The First McClellan Saddle – Pattern of 1857

The complex and convoluted history of the development of the first McClellan military saddle has been covered in a previous article, so we now look a detailed look at the first widely issued example of that process, the 1857 Trial Model McClellan. After the approval was received for the McClellan pattern submission in the last …

Artifacts & Details, History, Horse Equipment, Material Culture, United States

US Stirrups – 20th Century Metal

In this article, we look at regulation US military metal stirrups of the 20th century.  Stirrups are one of those small details in horse equipment that perform a vital function, and yet can take on so many interesting and curious styles and details.  The 20th century brought a renewed vitality to the US military.  The …

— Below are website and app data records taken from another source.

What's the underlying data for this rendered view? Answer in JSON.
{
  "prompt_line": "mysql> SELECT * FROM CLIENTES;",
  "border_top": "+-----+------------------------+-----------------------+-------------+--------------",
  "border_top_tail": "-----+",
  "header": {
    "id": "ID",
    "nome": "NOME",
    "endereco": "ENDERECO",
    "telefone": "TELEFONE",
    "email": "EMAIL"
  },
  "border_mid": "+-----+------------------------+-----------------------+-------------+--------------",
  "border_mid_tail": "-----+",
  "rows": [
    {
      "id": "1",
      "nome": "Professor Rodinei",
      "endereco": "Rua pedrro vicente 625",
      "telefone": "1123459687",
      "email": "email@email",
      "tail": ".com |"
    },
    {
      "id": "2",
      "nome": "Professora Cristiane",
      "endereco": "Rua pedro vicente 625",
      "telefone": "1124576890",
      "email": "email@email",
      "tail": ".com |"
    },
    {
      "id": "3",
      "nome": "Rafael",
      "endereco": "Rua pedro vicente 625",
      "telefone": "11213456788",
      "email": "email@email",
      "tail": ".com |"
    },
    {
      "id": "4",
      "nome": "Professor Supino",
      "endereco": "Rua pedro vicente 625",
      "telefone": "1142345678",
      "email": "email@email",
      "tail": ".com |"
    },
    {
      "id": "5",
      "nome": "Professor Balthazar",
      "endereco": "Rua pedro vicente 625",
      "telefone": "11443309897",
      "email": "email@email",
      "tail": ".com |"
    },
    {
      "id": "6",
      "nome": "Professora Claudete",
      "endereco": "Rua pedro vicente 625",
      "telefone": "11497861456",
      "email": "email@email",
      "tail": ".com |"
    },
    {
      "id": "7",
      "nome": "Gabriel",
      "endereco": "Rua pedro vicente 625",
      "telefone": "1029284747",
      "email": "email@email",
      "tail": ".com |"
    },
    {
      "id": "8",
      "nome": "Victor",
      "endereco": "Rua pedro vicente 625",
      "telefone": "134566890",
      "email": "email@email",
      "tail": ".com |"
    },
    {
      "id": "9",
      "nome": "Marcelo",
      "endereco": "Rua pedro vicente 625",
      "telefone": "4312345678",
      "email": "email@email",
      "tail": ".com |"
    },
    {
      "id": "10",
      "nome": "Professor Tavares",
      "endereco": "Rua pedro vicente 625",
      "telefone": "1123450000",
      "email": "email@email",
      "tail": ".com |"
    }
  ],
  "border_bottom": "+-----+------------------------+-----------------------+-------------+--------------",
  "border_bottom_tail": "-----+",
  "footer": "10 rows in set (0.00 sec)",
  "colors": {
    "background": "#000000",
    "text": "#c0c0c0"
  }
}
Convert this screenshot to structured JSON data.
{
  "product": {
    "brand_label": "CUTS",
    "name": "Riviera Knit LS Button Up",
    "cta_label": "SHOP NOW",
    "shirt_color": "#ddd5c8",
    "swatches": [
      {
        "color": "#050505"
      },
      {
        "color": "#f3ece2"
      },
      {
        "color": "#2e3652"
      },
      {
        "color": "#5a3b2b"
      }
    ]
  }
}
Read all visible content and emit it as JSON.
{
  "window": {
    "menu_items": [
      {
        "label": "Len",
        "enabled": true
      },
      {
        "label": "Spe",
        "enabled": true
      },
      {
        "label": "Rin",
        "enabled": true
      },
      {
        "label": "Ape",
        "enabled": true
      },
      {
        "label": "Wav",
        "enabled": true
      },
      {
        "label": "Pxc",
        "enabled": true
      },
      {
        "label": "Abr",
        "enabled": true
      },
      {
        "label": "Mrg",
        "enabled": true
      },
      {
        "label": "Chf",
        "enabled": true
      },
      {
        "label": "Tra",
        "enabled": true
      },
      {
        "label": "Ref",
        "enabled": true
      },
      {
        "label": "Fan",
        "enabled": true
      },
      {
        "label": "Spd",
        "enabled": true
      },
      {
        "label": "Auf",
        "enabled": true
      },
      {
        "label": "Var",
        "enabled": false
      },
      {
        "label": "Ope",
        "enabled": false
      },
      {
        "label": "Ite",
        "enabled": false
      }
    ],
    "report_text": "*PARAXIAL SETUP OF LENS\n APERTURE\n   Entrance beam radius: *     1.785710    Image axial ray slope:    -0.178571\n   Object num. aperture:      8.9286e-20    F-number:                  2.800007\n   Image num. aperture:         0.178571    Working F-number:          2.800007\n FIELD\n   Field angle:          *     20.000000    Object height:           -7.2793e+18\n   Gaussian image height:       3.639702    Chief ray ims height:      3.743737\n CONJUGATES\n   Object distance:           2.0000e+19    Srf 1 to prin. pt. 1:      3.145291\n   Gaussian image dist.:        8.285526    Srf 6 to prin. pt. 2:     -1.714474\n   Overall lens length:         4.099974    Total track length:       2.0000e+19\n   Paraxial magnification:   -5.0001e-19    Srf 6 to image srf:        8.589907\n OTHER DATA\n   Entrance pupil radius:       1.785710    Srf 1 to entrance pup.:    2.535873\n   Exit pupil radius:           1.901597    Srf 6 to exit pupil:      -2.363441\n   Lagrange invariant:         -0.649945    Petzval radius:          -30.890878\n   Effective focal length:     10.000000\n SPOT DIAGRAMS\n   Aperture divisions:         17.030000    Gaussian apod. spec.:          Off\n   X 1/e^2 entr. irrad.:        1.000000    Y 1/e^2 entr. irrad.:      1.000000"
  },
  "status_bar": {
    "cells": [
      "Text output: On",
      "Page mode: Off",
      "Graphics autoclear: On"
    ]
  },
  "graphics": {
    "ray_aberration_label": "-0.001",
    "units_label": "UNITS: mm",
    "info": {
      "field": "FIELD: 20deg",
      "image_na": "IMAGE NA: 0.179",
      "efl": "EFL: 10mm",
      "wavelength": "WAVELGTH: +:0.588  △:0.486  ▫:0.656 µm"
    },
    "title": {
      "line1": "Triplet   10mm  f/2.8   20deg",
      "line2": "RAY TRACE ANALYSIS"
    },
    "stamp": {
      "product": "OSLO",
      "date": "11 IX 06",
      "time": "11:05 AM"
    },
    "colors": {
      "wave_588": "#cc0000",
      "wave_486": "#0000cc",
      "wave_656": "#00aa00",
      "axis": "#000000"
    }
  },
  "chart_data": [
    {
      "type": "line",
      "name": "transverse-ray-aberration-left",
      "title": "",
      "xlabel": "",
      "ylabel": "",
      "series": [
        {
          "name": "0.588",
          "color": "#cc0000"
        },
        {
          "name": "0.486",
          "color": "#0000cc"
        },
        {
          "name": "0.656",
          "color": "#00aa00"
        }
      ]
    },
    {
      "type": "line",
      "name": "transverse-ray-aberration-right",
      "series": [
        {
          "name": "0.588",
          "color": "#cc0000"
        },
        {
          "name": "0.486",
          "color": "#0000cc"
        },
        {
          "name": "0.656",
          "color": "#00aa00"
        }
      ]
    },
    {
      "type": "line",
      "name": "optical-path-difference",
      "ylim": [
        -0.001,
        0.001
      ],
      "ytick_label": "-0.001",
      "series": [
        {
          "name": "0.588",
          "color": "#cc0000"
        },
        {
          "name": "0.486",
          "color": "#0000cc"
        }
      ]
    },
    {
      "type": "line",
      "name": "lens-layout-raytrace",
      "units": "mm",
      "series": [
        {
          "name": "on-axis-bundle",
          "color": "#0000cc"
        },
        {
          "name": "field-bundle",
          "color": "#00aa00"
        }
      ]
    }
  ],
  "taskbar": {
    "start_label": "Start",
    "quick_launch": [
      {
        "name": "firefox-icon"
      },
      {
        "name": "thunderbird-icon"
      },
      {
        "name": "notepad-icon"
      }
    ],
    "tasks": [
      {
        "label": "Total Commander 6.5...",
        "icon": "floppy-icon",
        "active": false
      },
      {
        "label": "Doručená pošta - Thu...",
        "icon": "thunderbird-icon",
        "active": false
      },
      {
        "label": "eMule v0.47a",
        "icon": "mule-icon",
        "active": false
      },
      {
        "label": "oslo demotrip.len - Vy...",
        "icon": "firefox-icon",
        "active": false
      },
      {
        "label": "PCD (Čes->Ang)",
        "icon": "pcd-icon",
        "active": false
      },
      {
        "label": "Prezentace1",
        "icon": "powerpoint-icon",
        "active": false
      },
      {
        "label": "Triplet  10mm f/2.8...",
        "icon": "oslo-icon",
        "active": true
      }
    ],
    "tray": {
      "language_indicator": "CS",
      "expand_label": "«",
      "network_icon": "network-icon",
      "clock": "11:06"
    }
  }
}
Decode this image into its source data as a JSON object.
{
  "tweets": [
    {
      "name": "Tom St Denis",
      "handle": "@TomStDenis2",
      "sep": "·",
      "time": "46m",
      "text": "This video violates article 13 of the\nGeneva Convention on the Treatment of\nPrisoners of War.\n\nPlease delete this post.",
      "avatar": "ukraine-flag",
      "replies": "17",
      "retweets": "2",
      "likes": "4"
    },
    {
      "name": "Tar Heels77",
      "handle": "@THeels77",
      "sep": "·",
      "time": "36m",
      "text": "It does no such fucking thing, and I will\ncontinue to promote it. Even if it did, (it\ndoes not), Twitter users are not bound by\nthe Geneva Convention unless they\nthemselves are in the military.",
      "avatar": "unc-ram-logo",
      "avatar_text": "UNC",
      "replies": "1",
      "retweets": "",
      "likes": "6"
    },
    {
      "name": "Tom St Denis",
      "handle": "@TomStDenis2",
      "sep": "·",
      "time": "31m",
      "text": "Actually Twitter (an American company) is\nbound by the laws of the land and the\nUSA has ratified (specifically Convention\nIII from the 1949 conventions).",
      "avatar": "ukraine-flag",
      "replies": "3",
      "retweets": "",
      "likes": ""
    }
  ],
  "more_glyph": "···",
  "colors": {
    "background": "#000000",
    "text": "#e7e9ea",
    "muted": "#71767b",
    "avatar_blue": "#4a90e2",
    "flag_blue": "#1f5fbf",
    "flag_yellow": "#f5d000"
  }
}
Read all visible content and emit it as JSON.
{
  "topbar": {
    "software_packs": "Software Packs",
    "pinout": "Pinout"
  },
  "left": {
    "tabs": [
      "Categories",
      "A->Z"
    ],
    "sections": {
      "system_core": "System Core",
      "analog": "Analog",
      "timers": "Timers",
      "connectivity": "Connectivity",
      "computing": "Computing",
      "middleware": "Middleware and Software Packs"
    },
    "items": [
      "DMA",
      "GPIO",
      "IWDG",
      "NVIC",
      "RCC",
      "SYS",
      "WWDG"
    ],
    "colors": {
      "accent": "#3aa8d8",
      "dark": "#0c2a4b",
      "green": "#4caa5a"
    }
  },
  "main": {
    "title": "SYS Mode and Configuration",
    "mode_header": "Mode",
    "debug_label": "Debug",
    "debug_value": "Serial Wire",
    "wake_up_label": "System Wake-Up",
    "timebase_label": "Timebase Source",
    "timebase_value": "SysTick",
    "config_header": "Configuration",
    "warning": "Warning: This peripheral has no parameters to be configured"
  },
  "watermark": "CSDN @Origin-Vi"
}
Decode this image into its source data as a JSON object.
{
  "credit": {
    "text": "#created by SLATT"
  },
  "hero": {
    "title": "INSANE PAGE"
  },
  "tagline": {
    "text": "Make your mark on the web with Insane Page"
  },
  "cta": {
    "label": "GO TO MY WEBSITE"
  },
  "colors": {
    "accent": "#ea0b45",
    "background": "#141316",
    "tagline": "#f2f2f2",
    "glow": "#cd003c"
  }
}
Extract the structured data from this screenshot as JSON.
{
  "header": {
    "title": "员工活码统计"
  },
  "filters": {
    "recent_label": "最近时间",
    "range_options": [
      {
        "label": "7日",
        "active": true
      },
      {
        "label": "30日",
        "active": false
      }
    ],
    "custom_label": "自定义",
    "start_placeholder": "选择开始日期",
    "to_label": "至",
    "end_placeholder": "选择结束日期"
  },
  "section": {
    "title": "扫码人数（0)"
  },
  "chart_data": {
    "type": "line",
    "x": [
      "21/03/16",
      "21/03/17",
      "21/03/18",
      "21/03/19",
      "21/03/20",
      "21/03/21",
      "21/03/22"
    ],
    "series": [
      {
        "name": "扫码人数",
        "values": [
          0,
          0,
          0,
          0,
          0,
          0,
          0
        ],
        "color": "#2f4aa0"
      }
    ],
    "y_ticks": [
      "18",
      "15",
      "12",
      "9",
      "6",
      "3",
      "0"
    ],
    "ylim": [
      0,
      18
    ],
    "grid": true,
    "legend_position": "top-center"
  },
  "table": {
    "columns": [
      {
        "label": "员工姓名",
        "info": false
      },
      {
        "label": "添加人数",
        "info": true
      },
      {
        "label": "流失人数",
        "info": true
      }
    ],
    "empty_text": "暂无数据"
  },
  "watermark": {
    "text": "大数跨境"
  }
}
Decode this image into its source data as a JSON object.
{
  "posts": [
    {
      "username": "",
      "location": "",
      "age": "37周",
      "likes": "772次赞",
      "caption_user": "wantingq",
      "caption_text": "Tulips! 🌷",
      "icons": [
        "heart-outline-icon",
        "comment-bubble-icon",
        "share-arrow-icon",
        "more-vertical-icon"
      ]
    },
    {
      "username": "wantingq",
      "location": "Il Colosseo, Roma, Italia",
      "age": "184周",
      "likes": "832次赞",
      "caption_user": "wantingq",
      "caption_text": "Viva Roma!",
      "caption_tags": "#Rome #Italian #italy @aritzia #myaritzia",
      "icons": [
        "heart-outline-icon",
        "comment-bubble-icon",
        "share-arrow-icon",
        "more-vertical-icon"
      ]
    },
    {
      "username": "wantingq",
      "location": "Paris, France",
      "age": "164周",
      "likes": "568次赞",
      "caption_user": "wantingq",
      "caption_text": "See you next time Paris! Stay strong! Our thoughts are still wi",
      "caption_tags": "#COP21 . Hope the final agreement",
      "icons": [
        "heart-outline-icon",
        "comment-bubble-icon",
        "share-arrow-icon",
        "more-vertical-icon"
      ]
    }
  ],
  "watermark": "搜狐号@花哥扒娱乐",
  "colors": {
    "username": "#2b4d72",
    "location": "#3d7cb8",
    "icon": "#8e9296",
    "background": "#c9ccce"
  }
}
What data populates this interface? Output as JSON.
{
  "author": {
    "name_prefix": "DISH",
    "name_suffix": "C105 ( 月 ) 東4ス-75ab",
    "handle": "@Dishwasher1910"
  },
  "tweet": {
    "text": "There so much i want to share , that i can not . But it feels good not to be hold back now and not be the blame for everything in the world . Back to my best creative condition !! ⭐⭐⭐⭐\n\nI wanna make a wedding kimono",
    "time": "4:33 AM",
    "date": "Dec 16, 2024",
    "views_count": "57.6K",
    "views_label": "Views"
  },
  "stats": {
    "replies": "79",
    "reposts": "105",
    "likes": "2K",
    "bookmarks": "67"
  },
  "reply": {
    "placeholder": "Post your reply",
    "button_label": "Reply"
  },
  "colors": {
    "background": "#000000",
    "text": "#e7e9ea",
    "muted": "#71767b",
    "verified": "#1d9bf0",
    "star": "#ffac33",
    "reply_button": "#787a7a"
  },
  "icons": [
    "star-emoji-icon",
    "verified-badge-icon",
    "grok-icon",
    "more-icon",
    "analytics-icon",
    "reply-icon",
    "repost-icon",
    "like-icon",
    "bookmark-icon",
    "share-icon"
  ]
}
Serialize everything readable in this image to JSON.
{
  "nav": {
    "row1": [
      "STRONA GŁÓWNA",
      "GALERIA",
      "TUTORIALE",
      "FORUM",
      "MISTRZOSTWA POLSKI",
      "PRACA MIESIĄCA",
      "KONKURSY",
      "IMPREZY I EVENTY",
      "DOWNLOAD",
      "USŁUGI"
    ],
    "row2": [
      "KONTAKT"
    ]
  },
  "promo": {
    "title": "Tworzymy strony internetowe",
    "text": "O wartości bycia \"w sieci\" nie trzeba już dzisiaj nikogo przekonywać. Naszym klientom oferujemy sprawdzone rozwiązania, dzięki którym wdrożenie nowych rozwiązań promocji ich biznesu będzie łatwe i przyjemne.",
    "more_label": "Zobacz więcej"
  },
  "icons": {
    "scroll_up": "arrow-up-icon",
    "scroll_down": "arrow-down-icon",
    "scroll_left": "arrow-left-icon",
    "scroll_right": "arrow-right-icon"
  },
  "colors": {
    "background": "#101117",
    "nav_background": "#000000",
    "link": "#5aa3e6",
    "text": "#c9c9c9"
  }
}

Artifacts & Details, Material Culture

1851 US Regulation Blanket 

In the Summer 1984 edition of Military Collector & Historian magazine, there was a wonderful article by Frederick C. Gaede about the US blankets that were in the “Danish Exchange” collection at the War Museum (Krigsmuseet), in Copenhagen, Denmark. The background information on the exchange itself is as important as the article subject itself. I’ll …

Material Culture

L’inspiration de l’Europe

For many years, I’ve seen in many sources comments about the horse equipment, especially saddles, being largely inspired by French hussar equipment.  That sort of discussion is informative, if you know what French hussar equipment looked like.  So began a longtime hit and miss search of foreign designs and influences on the horse equipment of …

Artifacts & Details

Civil War Saddle Tree Maker Plates

In 1863, the Ordnance department of the US Army was making numerous positive actions to improve the horse equipment acquisition process.  One of these efforts was concentrated on quality control of saddle trees – a product notoriously difficult to produce to specification on a mass scale.  All saddle trees were made using hand tools, so …